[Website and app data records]
-=-=-

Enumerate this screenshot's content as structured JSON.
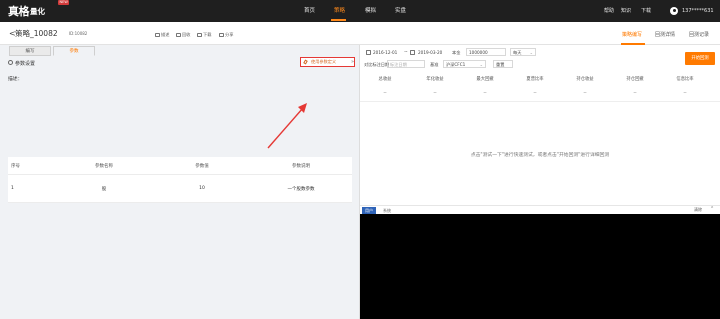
{
  "nav": {
    "logo_main": "真格",
    "logo_sub": "量化",
    "logo_badge": "NEW",
    "items": [
      "首页",
      "策略",
      "模拟",
      "实盘"
    ],
    "right": [
      "帮助",
      "知识",
      "下载"
    ],
    "user": "137*****631"
  },
  "header": {
    "back": "<",
    "name": "策略_10082",
    "id": "ID:10082",
    "tools": [
      "描述",
      "回收",
      "下载",
      "分享"
    ],
    "tabs": [
      "策略编写",
      "回测详情",
      "回测记录"
    ]
  },
  "left": {
    "tabs": [
      "编写",
      "参数"
    ],
    "param_settings": "参数设置",
    "custom_btn": "使用参数定义",
    "desc_label": "描述：",
    "table": {
      "headers": [
        "序号",
        "参数名称",
        "参数值",
        "参数说明"
      ],
      "rows": [
        [
          "1",
          "股",
          "10",
          "一个股数参数"
        ]
      ]
    }
  },
  "right": {
    "start_date": "2016-12-01",
    "tilde": "~",
    "end_date": "2019-03-20",
    "capital_label": "本金",
    "capital": "1000000",
    "freq": "每天",
    "compare_label": "对比标注日期",
    "date_placeholder": "标注日期",
    "benchmark_label": "基准",
    "benchmark": "沪深CFC1",
    "reset": "重置",
    "run_btn": "开始回测",
    "stats_headers": [
      "总收益",
      "年化收益",
      "最大回撤",
      "夏普比率",
      "持仓收益",
      "持仓回撤",
      "信息比率"
    ],
    "stats_values": [
      "--",
      "--",
      "--",
      "--",
      "--",
      "--",
      "--"
    ],
    "hint": "点击\"测试一下\"进行快速测试，或者点击\"开始回测\"进行详细回测",
    "console_tabs": [
      "用户",
      "系统"
    ],
    "clear": "清除"
  },
  "colors": {
    "accent": "#ff7a00",
    "topbar": "#1f1f1f",
    "highlight": "#e53935",
    "console": "#000000"
  }
}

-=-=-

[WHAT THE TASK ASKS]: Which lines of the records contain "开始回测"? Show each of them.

[RESULT]:
    "run_btn": "开始回测",
    "hint": "点击\"测试一下\"进行快速测试，或者点击\"开始回测\"进行详细回测",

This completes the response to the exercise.